Category Archives: Physics World Discovery
By Matin Durrani
It never ceases to amaze me that we know almost nothing about 95% of the universe. Sure, the consensus is that 25% is dark matter and the rest is something dubbed “dark energy”, but beyond that our knowledge is wafer thin.
The flip side, though, is that there’s plenty for physicists to get stuck into. And if you want to get up to speed with the field and find out more about some of its challenges, do check out a new free-to-read Physics World Discovery ebook by Catherine Heymans from the Royal Observatory, University of Edinburgh, UK.
Available in ePub, Kindle and PDF formats, The Dark Universe explains the dark enigma and examines “the cosmologist’s toolkit of observations and techniques that allow us to confront different theories on the dark universe”. And to get you in the mood for all things dark, I asked Heymans some questions about her life as a research scientist. Here’s what she had to say.
By Susan Curtis
We all love a good disaster movie, but when it comes to real life it’s all too easy to downplay a dangerous but distant threat.
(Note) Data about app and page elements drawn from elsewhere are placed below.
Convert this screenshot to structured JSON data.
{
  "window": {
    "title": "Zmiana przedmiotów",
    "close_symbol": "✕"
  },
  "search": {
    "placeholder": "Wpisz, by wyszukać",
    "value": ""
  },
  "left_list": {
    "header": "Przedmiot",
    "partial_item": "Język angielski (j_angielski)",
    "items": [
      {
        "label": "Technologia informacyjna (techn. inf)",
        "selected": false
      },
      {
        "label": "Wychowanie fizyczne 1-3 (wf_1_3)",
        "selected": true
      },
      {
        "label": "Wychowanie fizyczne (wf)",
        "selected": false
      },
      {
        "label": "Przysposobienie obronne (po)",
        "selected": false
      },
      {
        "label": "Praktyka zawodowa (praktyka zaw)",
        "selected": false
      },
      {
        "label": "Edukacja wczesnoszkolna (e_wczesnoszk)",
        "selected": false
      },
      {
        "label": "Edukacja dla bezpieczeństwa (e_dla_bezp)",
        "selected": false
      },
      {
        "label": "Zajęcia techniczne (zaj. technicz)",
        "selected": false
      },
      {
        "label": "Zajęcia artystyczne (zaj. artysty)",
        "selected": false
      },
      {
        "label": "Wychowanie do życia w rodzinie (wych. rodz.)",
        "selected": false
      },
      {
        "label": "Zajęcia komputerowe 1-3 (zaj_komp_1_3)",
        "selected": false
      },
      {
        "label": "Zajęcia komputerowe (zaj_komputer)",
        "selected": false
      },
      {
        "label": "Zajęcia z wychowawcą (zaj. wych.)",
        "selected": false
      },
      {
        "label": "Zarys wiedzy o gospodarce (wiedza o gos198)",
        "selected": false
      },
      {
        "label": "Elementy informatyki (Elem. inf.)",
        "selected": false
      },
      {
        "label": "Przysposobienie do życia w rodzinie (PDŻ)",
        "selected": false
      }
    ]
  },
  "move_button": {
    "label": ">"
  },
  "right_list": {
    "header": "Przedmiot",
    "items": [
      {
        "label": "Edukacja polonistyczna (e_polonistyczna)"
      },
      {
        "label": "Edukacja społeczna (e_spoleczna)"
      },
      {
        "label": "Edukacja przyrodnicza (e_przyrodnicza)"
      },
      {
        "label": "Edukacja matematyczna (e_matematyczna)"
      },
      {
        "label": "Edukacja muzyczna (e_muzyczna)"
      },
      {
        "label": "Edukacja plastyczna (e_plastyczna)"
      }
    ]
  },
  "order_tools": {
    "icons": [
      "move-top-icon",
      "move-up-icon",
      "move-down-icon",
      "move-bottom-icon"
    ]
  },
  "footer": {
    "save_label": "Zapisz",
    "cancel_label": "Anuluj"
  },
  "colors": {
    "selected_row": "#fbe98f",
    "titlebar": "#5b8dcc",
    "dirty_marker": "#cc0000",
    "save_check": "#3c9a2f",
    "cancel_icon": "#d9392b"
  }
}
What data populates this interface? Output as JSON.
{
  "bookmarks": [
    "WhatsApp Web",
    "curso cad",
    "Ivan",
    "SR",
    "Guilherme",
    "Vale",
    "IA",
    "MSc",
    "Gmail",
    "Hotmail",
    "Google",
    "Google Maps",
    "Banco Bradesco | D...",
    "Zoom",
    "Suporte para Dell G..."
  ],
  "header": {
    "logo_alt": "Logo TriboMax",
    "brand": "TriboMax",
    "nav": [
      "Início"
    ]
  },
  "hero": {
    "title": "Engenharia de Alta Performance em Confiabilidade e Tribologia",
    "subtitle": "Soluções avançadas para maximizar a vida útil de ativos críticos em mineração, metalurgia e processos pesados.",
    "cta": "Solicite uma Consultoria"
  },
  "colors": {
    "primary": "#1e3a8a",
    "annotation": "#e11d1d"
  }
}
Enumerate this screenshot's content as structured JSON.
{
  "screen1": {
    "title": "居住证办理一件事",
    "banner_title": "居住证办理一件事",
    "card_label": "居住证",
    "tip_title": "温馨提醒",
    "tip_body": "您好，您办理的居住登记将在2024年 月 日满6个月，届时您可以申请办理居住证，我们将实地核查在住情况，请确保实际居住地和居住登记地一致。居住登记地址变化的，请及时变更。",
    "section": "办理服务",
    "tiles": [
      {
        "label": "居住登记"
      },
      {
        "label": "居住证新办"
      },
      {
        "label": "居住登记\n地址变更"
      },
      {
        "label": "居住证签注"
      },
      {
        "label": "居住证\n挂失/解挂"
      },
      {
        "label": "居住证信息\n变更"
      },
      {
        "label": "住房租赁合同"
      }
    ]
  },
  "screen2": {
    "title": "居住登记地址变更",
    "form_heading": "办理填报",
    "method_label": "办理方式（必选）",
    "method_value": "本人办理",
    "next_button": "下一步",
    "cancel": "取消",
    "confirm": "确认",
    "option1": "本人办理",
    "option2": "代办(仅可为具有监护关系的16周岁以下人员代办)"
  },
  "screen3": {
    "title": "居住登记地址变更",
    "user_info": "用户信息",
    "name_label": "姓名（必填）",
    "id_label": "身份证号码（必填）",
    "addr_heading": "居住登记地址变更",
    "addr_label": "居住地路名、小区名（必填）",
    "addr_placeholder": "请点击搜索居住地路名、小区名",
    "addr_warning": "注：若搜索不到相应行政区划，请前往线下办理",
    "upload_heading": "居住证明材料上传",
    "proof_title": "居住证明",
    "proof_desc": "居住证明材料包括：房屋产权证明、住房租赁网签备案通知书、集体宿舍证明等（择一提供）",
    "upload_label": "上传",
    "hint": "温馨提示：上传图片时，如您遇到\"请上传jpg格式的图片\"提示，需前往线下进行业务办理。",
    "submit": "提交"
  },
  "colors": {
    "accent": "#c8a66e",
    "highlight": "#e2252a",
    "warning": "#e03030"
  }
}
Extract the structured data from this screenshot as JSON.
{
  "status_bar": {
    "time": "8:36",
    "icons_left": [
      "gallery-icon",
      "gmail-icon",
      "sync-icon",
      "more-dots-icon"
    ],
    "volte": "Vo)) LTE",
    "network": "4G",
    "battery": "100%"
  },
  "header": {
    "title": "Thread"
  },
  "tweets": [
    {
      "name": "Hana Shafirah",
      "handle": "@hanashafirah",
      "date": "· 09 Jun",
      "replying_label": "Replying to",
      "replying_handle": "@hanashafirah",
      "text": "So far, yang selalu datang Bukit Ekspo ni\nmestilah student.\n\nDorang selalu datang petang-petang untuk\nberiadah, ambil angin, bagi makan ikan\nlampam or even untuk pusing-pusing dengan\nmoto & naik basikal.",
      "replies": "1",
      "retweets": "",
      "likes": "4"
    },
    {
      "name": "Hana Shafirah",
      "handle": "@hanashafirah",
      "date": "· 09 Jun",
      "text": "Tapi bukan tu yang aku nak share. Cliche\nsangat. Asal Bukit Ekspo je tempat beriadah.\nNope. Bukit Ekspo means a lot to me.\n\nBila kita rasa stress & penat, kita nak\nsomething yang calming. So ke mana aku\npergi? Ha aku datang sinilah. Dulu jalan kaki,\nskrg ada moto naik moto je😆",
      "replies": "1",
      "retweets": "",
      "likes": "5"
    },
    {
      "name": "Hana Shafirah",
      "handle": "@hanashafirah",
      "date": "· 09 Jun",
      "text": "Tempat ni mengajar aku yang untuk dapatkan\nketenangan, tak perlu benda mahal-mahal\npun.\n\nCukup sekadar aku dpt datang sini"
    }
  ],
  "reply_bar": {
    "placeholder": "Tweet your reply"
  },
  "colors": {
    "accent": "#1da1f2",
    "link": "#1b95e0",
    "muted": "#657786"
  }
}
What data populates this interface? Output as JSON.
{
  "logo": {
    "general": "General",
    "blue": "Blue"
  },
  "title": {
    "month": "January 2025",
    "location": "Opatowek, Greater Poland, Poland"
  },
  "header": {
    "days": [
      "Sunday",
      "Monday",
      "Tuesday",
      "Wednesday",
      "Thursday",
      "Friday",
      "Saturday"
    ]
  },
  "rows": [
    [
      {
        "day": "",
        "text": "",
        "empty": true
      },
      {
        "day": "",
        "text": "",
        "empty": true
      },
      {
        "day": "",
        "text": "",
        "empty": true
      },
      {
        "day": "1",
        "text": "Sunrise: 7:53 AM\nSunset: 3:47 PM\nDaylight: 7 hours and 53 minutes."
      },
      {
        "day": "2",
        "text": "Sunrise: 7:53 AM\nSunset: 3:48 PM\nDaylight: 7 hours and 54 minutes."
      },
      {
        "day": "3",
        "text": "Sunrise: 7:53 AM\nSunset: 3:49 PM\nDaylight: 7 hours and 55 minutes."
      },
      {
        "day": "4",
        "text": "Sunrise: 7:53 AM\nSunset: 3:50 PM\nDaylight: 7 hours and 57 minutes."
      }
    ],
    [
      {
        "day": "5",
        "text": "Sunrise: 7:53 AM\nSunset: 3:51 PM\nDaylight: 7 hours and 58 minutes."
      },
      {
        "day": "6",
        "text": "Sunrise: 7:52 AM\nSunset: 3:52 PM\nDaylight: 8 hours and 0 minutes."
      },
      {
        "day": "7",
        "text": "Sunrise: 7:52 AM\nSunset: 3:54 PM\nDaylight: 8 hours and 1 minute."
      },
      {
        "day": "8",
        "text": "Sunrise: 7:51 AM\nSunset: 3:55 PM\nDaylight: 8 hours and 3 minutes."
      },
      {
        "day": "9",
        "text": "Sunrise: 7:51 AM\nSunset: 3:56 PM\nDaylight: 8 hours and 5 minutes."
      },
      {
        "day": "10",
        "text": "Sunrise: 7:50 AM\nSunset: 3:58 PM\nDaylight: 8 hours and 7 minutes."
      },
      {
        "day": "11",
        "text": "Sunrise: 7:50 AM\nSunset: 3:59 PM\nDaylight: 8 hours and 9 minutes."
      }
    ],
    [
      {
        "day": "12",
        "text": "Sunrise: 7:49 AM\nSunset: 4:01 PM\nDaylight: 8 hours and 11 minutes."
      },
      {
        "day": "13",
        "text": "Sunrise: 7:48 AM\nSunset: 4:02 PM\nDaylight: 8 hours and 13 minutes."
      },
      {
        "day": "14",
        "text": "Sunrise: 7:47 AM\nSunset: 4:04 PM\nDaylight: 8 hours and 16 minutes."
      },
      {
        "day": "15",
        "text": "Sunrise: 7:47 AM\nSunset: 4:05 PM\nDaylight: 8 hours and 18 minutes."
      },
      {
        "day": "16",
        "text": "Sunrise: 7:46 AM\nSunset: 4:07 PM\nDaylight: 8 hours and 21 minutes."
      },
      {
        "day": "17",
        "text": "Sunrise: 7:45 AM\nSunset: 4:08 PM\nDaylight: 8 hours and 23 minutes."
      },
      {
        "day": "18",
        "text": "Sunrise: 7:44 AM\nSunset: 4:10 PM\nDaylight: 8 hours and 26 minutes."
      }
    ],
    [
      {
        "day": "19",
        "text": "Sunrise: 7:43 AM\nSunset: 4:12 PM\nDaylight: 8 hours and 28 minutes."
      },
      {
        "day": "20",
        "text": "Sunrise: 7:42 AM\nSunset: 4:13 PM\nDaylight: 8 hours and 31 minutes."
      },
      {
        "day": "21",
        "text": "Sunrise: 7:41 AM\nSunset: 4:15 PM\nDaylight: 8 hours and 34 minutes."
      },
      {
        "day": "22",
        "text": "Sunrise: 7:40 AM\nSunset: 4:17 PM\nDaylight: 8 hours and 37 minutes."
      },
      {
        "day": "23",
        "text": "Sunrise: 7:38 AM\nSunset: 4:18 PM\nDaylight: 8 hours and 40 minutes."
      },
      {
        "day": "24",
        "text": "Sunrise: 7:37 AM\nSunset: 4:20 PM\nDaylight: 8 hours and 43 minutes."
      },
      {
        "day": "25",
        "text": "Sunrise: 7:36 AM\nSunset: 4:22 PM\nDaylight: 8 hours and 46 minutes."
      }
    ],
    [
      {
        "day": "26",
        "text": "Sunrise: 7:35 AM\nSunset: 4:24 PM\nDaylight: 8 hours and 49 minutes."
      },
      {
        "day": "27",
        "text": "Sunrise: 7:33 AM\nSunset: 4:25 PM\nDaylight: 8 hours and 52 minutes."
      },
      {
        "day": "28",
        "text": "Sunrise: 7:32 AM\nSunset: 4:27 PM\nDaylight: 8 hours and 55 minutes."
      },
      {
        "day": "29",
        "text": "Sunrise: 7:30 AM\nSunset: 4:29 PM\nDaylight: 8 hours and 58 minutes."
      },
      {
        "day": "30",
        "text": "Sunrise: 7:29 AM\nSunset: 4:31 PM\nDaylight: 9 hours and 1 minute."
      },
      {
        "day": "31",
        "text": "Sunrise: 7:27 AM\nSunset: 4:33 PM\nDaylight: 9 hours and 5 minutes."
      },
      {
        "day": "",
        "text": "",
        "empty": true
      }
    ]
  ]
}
Many people choose to live on active volcanoes, the citizens of San Francisco know that “the Big One” could strike at any moment, and yet they believe that the benefits of living in those locations outweigh the risk of a severe event happening in their lifetime.
The same dilemma faces the community of scientists, engineers and policy-makers who are working to understand the impacts of space weather – changes in the Earth’s environment that are largely are driven by physical processes originating from the Sun. Space weather has the potential to disrupt or even damage critical infrastructures on Earth, such as the power grids, aviation routes and communication systems that modern societies depend on, but the last notable event dates back to 2003.
That’s why Mike Hapgood, who heads up the Space Weather Group at RAL Space, part of the UK’s Rutherford Appleton Laboratory, has written a new, free-to-read Physics World Discovery ebook called Space Weather. “I thought it would be a great opportunity to highlight what space weather is really about, and to show how we are linking our scientific knowledge to a better understanding of the impacts on society,” he comments.
By Matin Durrani
Among the many joys of studying physics is that a degree in the subject can take you down lots of different paths. As our recent Physics World Careers 2017 guide revealed, they range from research and industry to education, IT and even sports, politics and the arts.
One particularly popular destination is the world of finance, which is hardly surprising given physicists’ love of numbers. Those in finance work in many different areas, with one of the most high profile – and lucrative – being the field of “quantitative finance”.
But what exactly does the term mean and what’s the field all about? To find out more, do check out the new, free-to-read Physics World Discovery ebook entitled Quantitative Finance, written by Jessica James – a managing director and senior quantitative researcher at Commerzbank in London.
As James explains in the introduction to her book, the field includes “complex models and calculations that value financial contracts, particularly those which reference events in the future, and applies probabilities to these events”. I encourage you to read her book, which is available in PDF, ePub and Kindle formats. And to whet your appetite, James has kindly answered some questions about what she does, her career to date and what the book’s about.
Proton therapy is an increasingly popular treatment technique that uses beams of protons to accurately target and destroy cancerous tumours. A new Physics World Discovery ebook, Proton Beam Therapy, takes a close look at the physics of this cancer treatment, its benefits and the challenges associated with bringing this approach into the clinical mainstream.
The ebook is written by Harald Paganetti, director of physics research at Massachusetts General Hospital and professor of radiation oncology at Harvard Medical School. He is a pioneer in advanced Monte Carlo dose calculations for proton therapy, and is considered the world expert on the relative biological effectiveness of proton beams.
In the last few decades, proton therapy has transitioned from research laboratories into the clinical setting – making this publication particularly timely. There are currently around 60 proton therapy facilities worldwide, and this number is increasing rapidly. “Proton therapy is becoming a standard treatment option but there are still many challenges in terms of the physics, biology and clinical use of protons, which are summarized in this ebook,” Paganetti explains.